→ **Work required**
Pull every line that includes the word "started" out of the data below and copy it.

Website and app data records
- Opening Delimiter -

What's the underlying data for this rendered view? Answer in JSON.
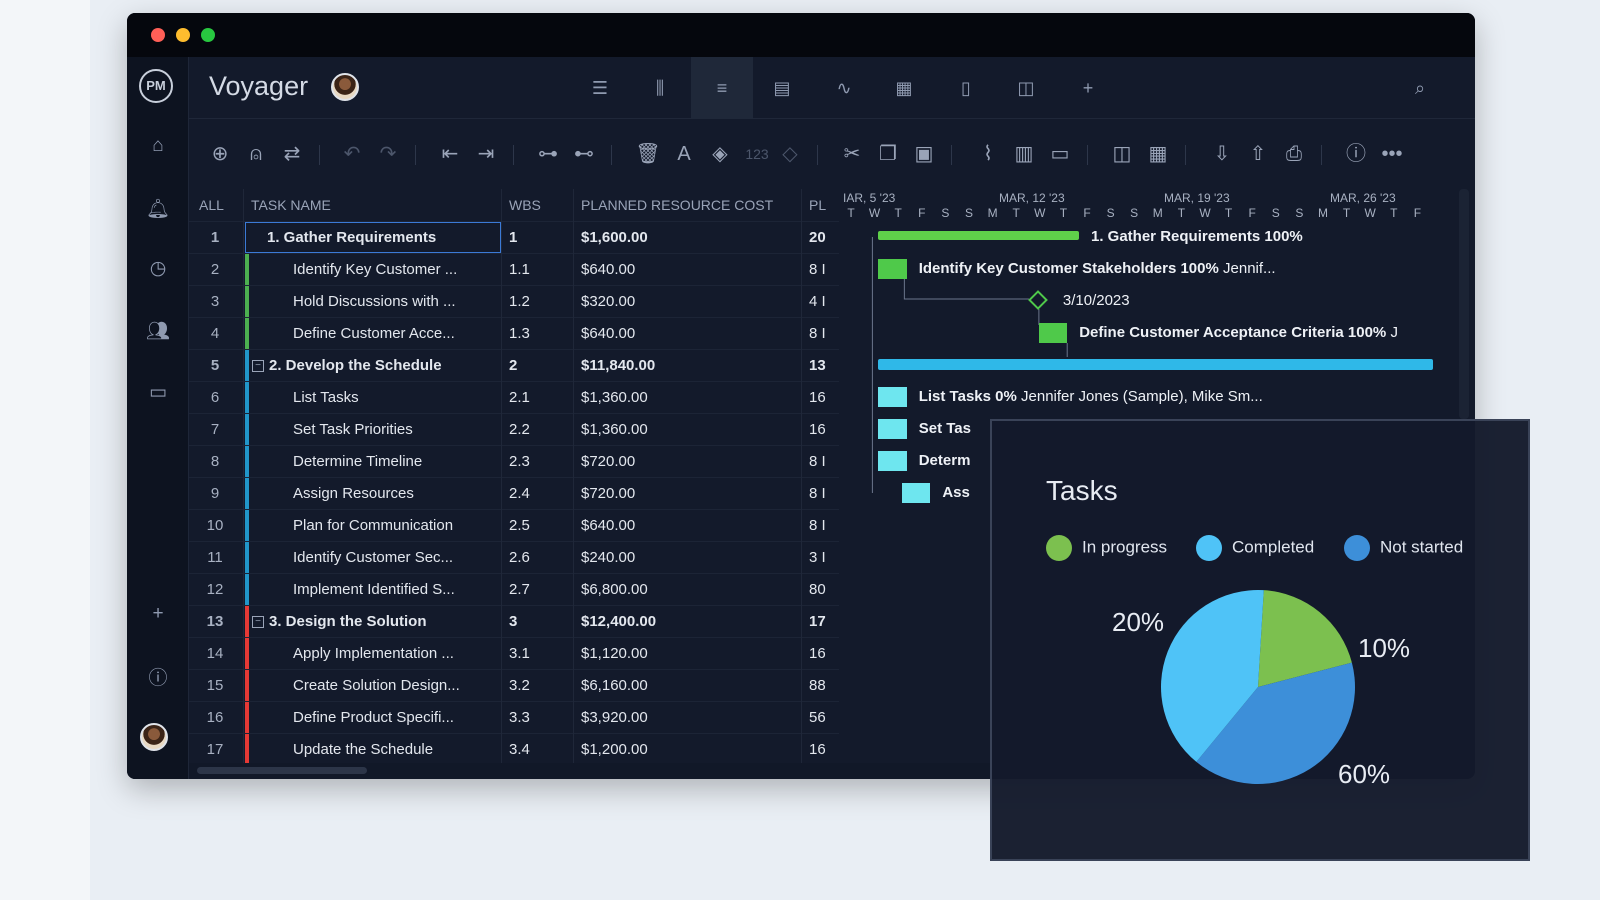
{
  "app": {
    "title": "Voyager",
    "logo": "PM"
  },
  "window_controls": [
    "close",
    "minimize",
    "maximize"
  ],
  "sidebar": {
    "icons": [
      "home-icon",
      "bell-icon",
      "clock-icon",
      "users-icon",
      "briefcase-icon",
      "plus-icon",
      "help-icon"
    ]
  },
  "top_nav": {
    "icons": [
      "list-view-icon",
      "board-view-icon",
      "gantt-view-icon",
      "sheet-view-icon",
      "dashboard-icon",
      "calendar-icon",
      "document-icon",
      "split-view-icon",
      "add-view-icon"
    ],
    "active": "gantt-view-icon"
  },
  "toolbar": {
    "number_label": "123"
  },
  "grid": {
    "headers": {
      "all": "ALL",
      "task_name": "TASK NAME",
      "wbs": "WBS",
      "cost": "PLANNED RESOURCE COST",
      "pl": "PL"
    },
    "rows": [
      {
        "num": "1",
        "name": "1. Gather Requirements",
        "wbs": "1",
        "cost": "$1,600.00",
        "pl": "20",
        "bold": true,
        "indent": 0,
        "color": "",
        "collapse": false
      },
      {
        "num": "2",
        "name": "Identify Key Customer ...",
        "wbs": "1.1",
        "cost": "$640.00",
        "pl": "8 I",
        "bold": false,
        "indent": 1,
        "color": "#4caf50",
        "collapse": false
      },
      {
        "num": "3",
        "name": "Hold Discussions with ...",
        "wbs": "1.2",
        "cost": "$320.00",
        "pl": "4 I",
        "bold": false,
        "indent": 1,
        "color": "#4caf50",
        "collapse": false
      },
      {
        "num": "4",
        "name": "Define Customer Acce...",
        "wbs": "1.3",
        "cost": "$640.00",
        "pl": "8 I",
        "bold": false,
        "indent": 1,
        "color": "#4caf50",
        "collapse": false
      },
      {
        "num": "5",
        "name": "2. Develop the Schedule",
        "wbs": "2",
        "cost": "$11,840.00",
        "pl": "13",
        "bold": true,
        "indent": 0,
        "color": "#2196c9",
        "collapse": true
      },
      {
        "num": "6",
        "name": "List Tasks",
        "wbs": "2.1",
        "cost": "$1,360.00",
        "pl": "16",
        "bold": false,
        "indent": 1,
        "color": "#2196c9",
        "collapse": false
      },
      {
        "num": "7",
        "name": "Set Task Priorities",
        "wbs": "2.2",
        "cost": "$1,360.00",
        "pl": "16",
        "bold": false,
        "indent": 1,
        "color": "#2196c9",
        "collapse": false
      },
      {
        "num": "8",
        "name": "Determine Timeline",
        "wbs": "2.3",
        "cost": "$720.00",
        "pl": "8 I",
        "bold": false,
        "indent": 1,
        "color": "#2196c9",
        "collapse": false
      },
      {
        "num": "9",
        "name": "Assign Resources",
        "wbs": "2.4",
        "cost": "$720.00",
        "pl": "8 I",
        "bold": false,
        "indent": 1,
        "color": "#2196c9",
        "collapse": false
      },
      {
        "num": "10",
        "name": "Plan for Communication",
        "wbs": "2.5",
        "cost": "$640.00",
        "pl": "8 I",
        "bold": false,
        "indent": 1,
        "color": "#2196c9",
        "collapse": false
      },
      {
        "num": "11",
        "name": "Identify Customer Sec...",
        "wbs": "2.6",
        "cost": "$240.00",
        "pl": "3 I",
        "bold": false,
        "indent": 1,
        "color": "#2196c9",
        "collapse": false
      },
      {
        "num": "12",
        "name": "Implement Identified S...",
        "wbs": "2.7",
        "cost": "$6,800.00",
        "pl": "80",
        "bold": false,
        "indent": 1,
        "color": "#2196c9",
        "collapse": false
      },
      {
        "num": "13",
        "name": "3. Design the Solution",
        "wbs": "3",
        "cost": "$12,400.00",
        "pl": "17",
        "bold": true,
        "indent": 0,
        "color": "#e53935",
        "collapse": true
      },
      {
        "num": "14",
        "name": "Apply Implementation ...",
        "wbs": "3.1",
        "cost": "$1,120.00",
        "pl": "16",
        "bold": false,
        "indent": 1,
        "color": "#e53935",
        "collapse": false
      },
      {
        "num": "15",
        "name": "Create Solution Design...",
        "wbs": "3.2",
        "cost": "$6,160.00",
        "pl": "88",
        "bold": false,
        "indent": 1,
        "color": "#e53935",
        "collapse": false
      },
      {
        "num": "16",
        "name": "Define Product Specifi...",
        "wbs": "3.3",
        "cost": "$3,920.00",
        "pl": "56",
        "bold": false,
        "indent": 1,
        "color": "#e53935",
        "collapse": false
      },
      {
        "num": "17",
        "name": "Update the Schedule",
        "wbs": "3.4",
        "cost": "$1,200.00",
        "pl": "16",
        "bold": false,
        "indent": 1,
        "color": "#e53935",
        "collapse": false
      }
    ]
  },
  "gantt": {
    "weeks": [
      "IAR, 5 '23",
      "MAR, 12 '23",
      "MAR, 19 '23",
      "MAR, 26 '23"
    ],
    "days": [
      "T",
      "W",
      "T",
      "F",
      "S",
      "S",
      "M",
      "T",
      "W",
      "T",
      "F",
      "S",
      "S",
      "M",
      "T",
      "W",
      "T",
      "F",
      "S",
      "S",
      "M",
      "T",
      "W",
      "T",
      "F"
    ],
    "tasks": [
      {
        "row": 0,
        "type": "summary",
        "start": 1.5,
        "end": 10,
        "color": "#5fd04a",
        "label": "1. Gather Requirements",
        "pct": "100%",
        "res": ""
      },
      {
        "row": 1,
        "type": "task",
        "start": 1.5,
        "end": 2.7,
        "color": "#4fc94a",
        "label": "Identify Key Customer Stakeholders",
        "pct": "100%",
        "res": "Jennif..."
      },
      {
        "row": 2,
        "type": "milestone",
        "start": 8.3,
        "end": 8.3,
        "color": "#4fc94a",
        "label": "3/10/2023",
        "pct": "",
        "res": ""
      },
      {
        "row": 3,
        "type": "task",
        "start": 8.3,
        "end": 9.5,
        "color": "#4fc94a",
        "label": "Define Customer Acceptance Criteria",
        "pct": "100%",
        "res": "J"
      },
      {
        "row": 4,
        "type": "summary",
        "start": 1.5,
        "end": 25,
        "color": "#2fb8e8",
        "label": "",
        "pct": "",
        "res": ""
      },
      {
        "row": 5,
        "type": "task",
        "start": 1.5,
        "end": 2.7,
        "color": "#6ee6ef",
        "label": "List Tasks",
        "pct": "0%",
        "res": "Jennifer Jones (Sample), Mike Sm..."
      },
      {
        "row": 6,
        "type": "task",
        "start": 1.5,
        "end": 2.7,
        "color": "#6ee6ef",
        "label": "Set Tas",
        "pct": "",
        "res": ""
      },
      {
        "row": 7,
        "type": "task",
        "start": 1.5,
        "end": 2.7,
        "color": "#6ee6ef",
        "label": "Determ",
        "pct": "",
        "res": ""
      },
      {
        "row": 8,
        "type": "task",
        "start": 2.5,
        "end": 3.7,
        "color": "#6ee6ef",
        "label": "Ass",
        "pct": "",
        "res": ""
      }
    ]
  },
  "popup": {
    "title": "Tasks",
    "legend": [
      {
        "label": "In progress",
        "color": "#7cc04f"
      },
      {
        "label": "Completed",
        "color": "#4fc3f7"
      },
      {
        "label": "Not started",
        "color": "#3d8fd9"
      }
    ],
    "chart_data": {
      "type": "pie",
      "title": "Tasks",
      "slices": [
        {
          "label": "In progress",
          "value": 20,
          "color": "#7cc04f"
        },
        {
          "label": "Not started",
          "value": 40,
          "color": "#3d8fd9"
        },
        {
          "label": "Completed",
          "value": 40,
          "color": "#4fc3f7"
        }
      ],
      "printed_labels": [
        "20%",
        "10%",
        "60%"
      ]
    }
  }
}
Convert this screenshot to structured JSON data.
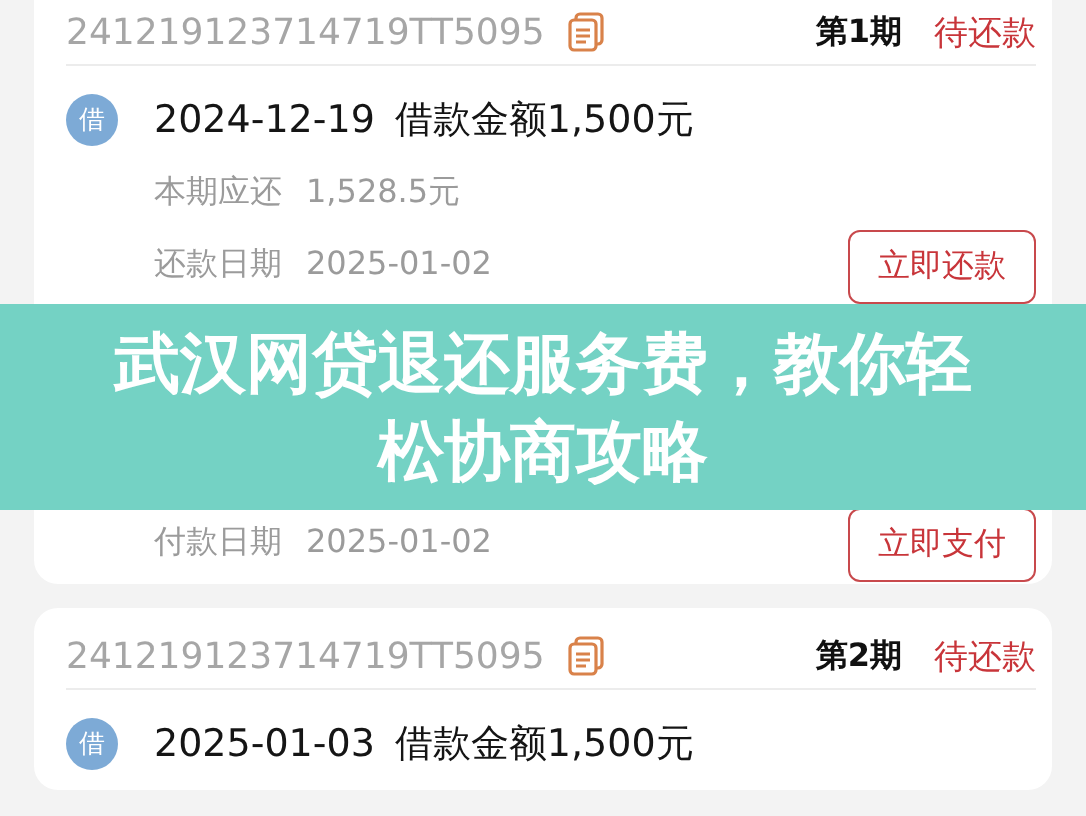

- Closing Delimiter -

→ **Task result**
        "label": "Not started",
          "label": "Not started",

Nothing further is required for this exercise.